= Saved entries =
▬▬▬

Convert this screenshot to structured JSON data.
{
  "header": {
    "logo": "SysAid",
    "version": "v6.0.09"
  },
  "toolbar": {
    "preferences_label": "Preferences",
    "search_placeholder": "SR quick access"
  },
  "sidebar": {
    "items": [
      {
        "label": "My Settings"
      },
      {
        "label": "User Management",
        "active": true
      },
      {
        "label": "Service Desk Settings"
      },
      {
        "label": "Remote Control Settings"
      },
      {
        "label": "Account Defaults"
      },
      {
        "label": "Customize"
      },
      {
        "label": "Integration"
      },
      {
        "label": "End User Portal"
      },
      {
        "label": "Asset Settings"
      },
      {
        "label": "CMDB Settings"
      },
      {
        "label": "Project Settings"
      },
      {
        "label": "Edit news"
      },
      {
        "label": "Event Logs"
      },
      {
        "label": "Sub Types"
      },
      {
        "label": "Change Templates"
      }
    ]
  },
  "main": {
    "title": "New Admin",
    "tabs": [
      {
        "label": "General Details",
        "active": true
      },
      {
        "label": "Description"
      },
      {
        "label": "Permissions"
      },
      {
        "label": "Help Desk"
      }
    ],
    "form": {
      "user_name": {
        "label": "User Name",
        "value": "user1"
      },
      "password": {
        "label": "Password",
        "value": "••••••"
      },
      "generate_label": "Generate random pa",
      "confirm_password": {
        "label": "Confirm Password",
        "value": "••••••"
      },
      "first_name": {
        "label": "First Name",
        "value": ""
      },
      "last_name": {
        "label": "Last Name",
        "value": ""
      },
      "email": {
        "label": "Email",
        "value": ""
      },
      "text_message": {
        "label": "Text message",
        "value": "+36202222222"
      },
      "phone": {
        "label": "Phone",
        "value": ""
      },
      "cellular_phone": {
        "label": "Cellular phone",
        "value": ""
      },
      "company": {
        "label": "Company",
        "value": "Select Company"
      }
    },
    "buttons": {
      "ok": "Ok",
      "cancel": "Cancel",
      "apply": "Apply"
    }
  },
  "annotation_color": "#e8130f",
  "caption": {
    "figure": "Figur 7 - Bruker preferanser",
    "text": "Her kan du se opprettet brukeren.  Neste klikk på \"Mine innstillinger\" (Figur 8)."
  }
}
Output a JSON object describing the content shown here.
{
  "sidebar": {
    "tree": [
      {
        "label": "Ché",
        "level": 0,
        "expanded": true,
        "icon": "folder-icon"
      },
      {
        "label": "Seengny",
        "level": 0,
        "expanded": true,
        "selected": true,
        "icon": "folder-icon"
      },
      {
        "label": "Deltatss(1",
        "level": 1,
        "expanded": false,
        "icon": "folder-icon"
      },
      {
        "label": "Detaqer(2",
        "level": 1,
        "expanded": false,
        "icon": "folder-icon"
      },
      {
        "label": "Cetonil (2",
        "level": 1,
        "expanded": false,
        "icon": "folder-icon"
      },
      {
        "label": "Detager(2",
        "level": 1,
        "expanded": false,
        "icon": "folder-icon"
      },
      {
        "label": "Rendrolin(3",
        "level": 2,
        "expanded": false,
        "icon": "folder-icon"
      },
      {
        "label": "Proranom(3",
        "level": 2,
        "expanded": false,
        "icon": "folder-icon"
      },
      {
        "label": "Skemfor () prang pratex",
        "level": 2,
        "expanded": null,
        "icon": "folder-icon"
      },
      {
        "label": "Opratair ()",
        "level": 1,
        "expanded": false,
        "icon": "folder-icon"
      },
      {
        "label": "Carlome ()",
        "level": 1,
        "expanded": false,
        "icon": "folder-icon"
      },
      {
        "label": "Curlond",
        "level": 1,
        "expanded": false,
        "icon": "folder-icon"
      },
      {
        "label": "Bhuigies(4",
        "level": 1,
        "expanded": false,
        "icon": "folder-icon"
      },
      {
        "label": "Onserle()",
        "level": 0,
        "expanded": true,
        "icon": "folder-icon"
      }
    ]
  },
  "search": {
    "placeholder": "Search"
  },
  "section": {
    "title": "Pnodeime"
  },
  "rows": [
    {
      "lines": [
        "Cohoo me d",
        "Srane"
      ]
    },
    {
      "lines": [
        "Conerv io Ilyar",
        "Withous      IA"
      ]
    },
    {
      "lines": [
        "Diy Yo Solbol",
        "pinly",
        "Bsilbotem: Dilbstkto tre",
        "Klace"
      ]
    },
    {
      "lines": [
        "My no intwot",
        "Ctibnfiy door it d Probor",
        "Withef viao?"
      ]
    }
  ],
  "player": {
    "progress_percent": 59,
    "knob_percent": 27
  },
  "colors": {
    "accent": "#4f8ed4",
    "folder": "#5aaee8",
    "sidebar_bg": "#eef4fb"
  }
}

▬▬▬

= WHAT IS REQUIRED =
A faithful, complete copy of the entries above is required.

= OUTPUT FOR THIS EXERCISE =
Convert this screenshot to structured JSON data.
{
  "header": {
    "logo": "SysAid",
    "version": "v6.0.09"
  },
  "toolbar": {
    "preferences_label": "Preferences",
    "search_placeholder": "SR quick access"
  },
  "sidebar": {
    "items": [
      {
        "label": "My Settings"
      },
      {
        "label": "User Management",
        "active": true
      },
      {
        "label": "Service Desk Settings"
      },
      {
        "label": "Remote Control Settings"
      },
      {
        "label": "Account Defaults"
      },
      {
        "label": "Customize"
      },
      {
        "label": "Integration"
      },
      {
        "label": "End User Portal"
      },
      {
        "label": "Asset Settings"
      },
      {
        "label": "CMDB Settings"
      },
      {
        "label": "Project Settings"
      },
      {
        "label": "Edit news"
      },
      {
        "label": "Event Logs"
      },
      {
        "label": "Sub Types"
      },
      {
        "label": "Change Templates"
      }
    ]
  },
  "main": {
    "title": "New Admin",
    "tabs": [
      {
        "label": "General Details",
        "active": true
      },
      {
        "label": "Description"
      },
      {
        "label": "Permissions"
      },
      {
        "label": "Help Desk"
      }
    ],
    "form": {
      "user_name": {
        "label": "User Name",
        "value": "user1"
      },
      "password": {
        "label": "Password",
        "value": "••••••"
      },
      "generate_label": "Generate random pa",
      "confirm_password": {
        "label": "Confirm Password",
        "value": "••••••"
      },
      "first_name": {
        "label": "First Name",
        "value": ""
      },
      "last_name": {
        "label": "Last Name",
        "value": ""
      },
      "email": {
        "label": "Email",
        "value": ""
      },
      "text_message": {
        "label": "Text message",
        "value": "+36202222222"
      },
      "phone": {
        "label": "Phone",
        "value": ""
      },
      "cellular_phone": {
        "label": "Cellular phone",
        "value": ""
      },
      "company": {
        "label": "Company",
        "value": "Select Company"
      }
    },
    "buttons": {
      "ok": "Ok",
      "cancel": "Cancel",
      "apply": "Apply"
    }
  },
  "annotation_color": "#e8130f",
  "caption": {
    "figure": "Figur 7 - Bruker preferanser",
    "text": "Her kan du se opprettet brukeren.  Neste klikk på \"Mine innstillinger\" (Figur 8)."
  }
}
Output a JSON object describing the content shown here.
{
  "sidebar": {
    "tree": [
      {
        "label": "Ché",
        "level": 0,
        "expanded": true,
        "icon": "folder-icon"
      },
      {
        "label": "Seengny",
        "level": 0,
        "expanded": true,
        "selected": true,
        "icon": "folder-icon"
      },
      {
        "label": "Deltatss(1",
        "level": 1,
        "expanded": false,
        "icon": "folder-icon"
      },
      {
        "label": "Detaqer(2",
        "level": 1,
        "expanded": false,
        "icon": "folder-icon"
      },
      {
        "label": "Cetonil (2",
        "level": 1,
        "expanded": false,
        "icon": "folder-icon"
      },
      {
        "label": "Detager(2",
        "level": 1,
        "expanded": false,
        "icon": "folder-icon"
      },
      {
        "label": "Rendrolin(3",
        "level": 2,
        "expanded": false,
        "icon": "folder-icon"
      },
      {
        "label": "Proranom(3",
        "level": 2,
        "expanded": false,
        "icon": "folder-icon"
      },
      {
        "label": "Skemfor () prang pratex",
        "level": 2,
        "expanded": null,
        "icon": "folder-icon"
      },
      {
        "label": "Opratair ()",
        "level": 1,
        "expanded": false,
        "icon": "folder-icon"
      },
      {
        "label": "Carlome ()",
        "level": 1,
        "expanded": false,
        "icon": "folder-icon"
      },
      {
        "label": "Curlond",
        "level": 1,
        "expanded": false,
        "icon": "folder-icon"
      },
      {
        "label": "Bhuigies(4",
        "level": 1,
        "expanded": false,
        "icon": "folder-icon"
      },
      {
        "label": "Onserle()",
        "level": 0,
        "expanded": true,
        "icon": "folder-icon"
      }
    ]
  },
  "search": {
    "placeholder": "Search"
  },
  "section": {
    "title": "Pnodeime"
  },
  "rows": [
    {
      "lines": [
        "Cohoo me d",
        "Srane"
      ]
    },
    {
      "lines": [
        "Conerv io Ilyar",
        "Withous      IA"
      ]
    },
    {
      "lines": [
        "Diy Yo Solbol",
        "pinly",
        "Bsilbotem: Dilbstkto tre",
        "Klace"
      ]
    },
    {
      "lines": [
        "My no intwot",
        "Ctibnfiy door it d Probor",
        "Withef viao?"
      ]
    }
  ],
  "player": {
    "progress_percent": 59,
    "knob_percent": 27
  },
  "colors": {
    "accent": "#4f8ed4",
    "folder": "#5aaee8",
    "sidebar_bg": "#eef4fb"
  }
}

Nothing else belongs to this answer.